“In the Mackenzie Delta area, winters are long and cold … January is the coldest month of the year for inland locations ... February is the coldest month along the coast.” It’s a small wonder one of the booklets cautions a person on cabin fever:
“In winter and early spring some people, particularly those who did not grow up in the north, may become ‘bushed’ or suffer from ‘cabin fever.’ This complaint, probably brought on by the combined effects of the cold, darkness and social isolation of winter is really a type of depression. People suffering from it may behave strangely, may become quarrelsome and unable to work properly, may abuse alcohol or drugs, and in a very few severe cases may become a hazard to themselves and to bothers. To avoid getting bushed, it is important to have a varied routine, including as much sports and entertainment as possible.”
I have just taken a few moments out to spot-read a book about the iceberg which met the Titanic 102 years ago next month.
You cannot talk of the Arctic and icebergs without thinking of Titanic. The book I have here is “Voyage of the Iceberg” by Richard Brown, published in 1983. Piecing together a story of the movement of the berg from calving to collision — a period of a year and a half — Brown says “most” of what he writes is true. It felt to me not so much like intentional fiction as intelligent glue. The book is a gripping 145 pages. Monitoring the berg is routine, even if spectacular. Yet underlying all that narrative is the reader’s knowledge of what is going to happen. Here is a small piece from that critical moment which has long since been frozen in time:
“It has the winged look of bergs that have reached the Grand Banks and rolled often along the way; a tall, central spike of ice flanked by two smaller ones like the back and arms of a chair. It is only about 90 feet
“It strikes. It brushes along the length of Titanic’s starboard side and it litters her main deck with a rubble of dirty ice …
“The iceberg rocks a little from the force of the impact, spins a little, and keeps on drifting southward, changed only by a smear of red and black paint along one of its sides.”

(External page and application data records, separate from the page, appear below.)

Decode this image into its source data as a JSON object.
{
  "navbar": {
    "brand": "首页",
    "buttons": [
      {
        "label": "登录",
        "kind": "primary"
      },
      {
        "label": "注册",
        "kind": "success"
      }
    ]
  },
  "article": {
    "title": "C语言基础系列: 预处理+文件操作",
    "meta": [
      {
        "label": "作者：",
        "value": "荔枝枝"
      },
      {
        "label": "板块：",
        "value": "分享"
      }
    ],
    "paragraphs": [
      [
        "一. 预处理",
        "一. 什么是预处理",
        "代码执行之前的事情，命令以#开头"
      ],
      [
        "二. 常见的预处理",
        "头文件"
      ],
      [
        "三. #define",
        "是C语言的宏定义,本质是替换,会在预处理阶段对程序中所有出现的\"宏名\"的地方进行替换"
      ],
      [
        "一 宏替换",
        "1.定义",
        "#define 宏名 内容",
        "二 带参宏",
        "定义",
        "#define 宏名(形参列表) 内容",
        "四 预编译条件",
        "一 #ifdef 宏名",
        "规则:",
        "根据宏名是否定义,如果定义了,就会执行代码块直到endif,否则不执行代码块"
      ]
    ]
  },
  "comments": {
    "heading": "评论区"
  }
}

“Voyage of the Iceberg” is worth your time. It is much more than the story of an ill-fated ship — it is about icebergs, the people and wildlife of the northern regions, the coastlines, bays and some of nature’s most extreme forces.

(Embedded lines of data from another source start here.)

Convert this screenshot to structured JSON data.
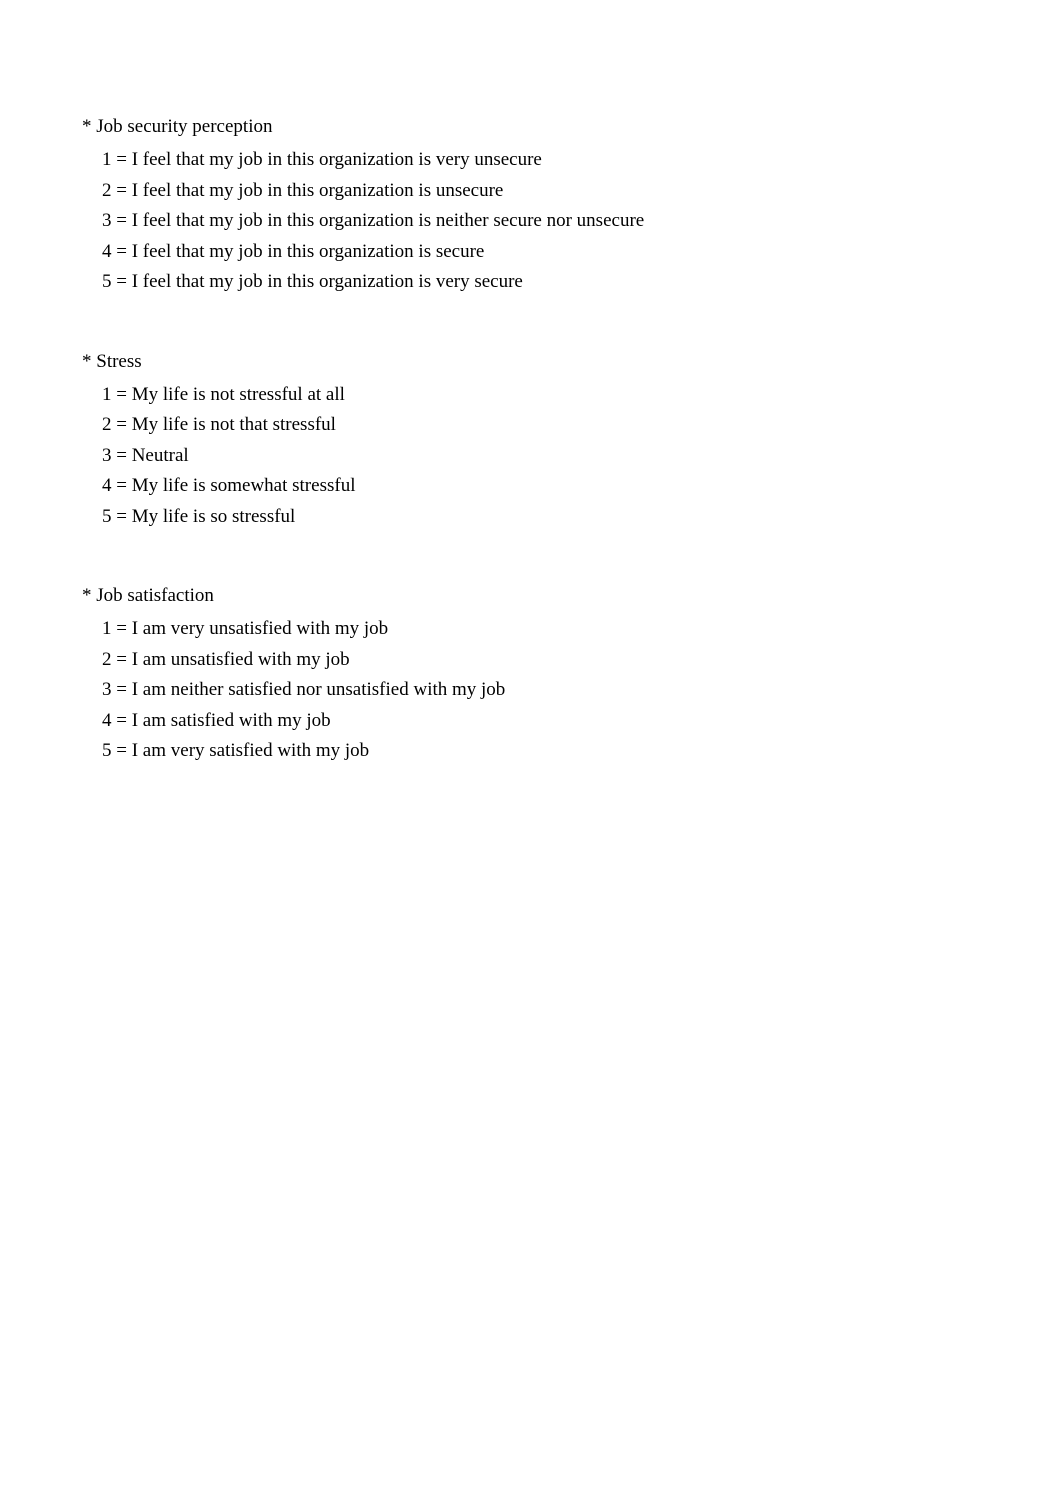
{
  "sections": [
    {
      "title": "* Job security perception",
      "items": [
        "1 = I feel that my job in this organization is very unsecure",
        "2 = I feel that my job in this organization is unsecure",
        "3 = I feel that my job in this organization is neither secure nor unsecure",
        "4 = I feel that my job in this organization is secure",
        "5 = I feel that my job in this organization is very secure"
      ]
    },
    {
      "title": "* Stress",
      "items": [
        "1 = My life is not stressful at all",
        "2 = My life is not that stressful",
        "3 = Neutral",
        "4 = My life is somewhat stressful",
        "5 = My life is so stressful"
      ]
    },
    {
      "title": "* Job satisfaction",
      "items": [
        "1 = I am very unsatisfied with my job",
        "2 = I am unsatisfied with my job",
        "3 = I am neither satisfied nor unsatisfied with my job",
        "4 = I am satisfied with my job",
        "5 = I am very satisfied with my job"
      ]
    }
  ]
}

It would be no trouble to find a copy online — visit Abebooks.com and under the rare books section, put in the book title and author’s name.
An iceberg is seldom alone. If we are not in its company or spotting it from shore — “on a clear day, an observer can see large bergs up to 30 kilometres away” says the Labrador booklet, then it sails with an intriguing retinue from the marine world. This is from “Getting Along in Labrador”:
“Icebergs often travel with an entourage of wildlife. Birds may patrol the edges of a berg in search of fish near the surface, or rest on the ice while en route to nesting areas further north. Schools of fish feed on the plankton clinging to the underside of the berg; the fish may even attract great whales.”
The waters off Labrador
The Beaufort Sea beats the Labrador Sea in depth by (generally) about 500 metres. The shelf off Labrador reaches well out from the southeast knob of the landmass. As it runs north, the shelf tucks into the coast until at about Makkovik it is about 90 kilometres wide. The water over most of the shelf is 200 metres or more deep, says the Petro Canada booklet. “But the ocean floor rises to within 80 metres of the surface to form a series of ‘banks’ off Labrador.” Once off the shelves or banks, however, the ocean floor is then about 3000 metres down.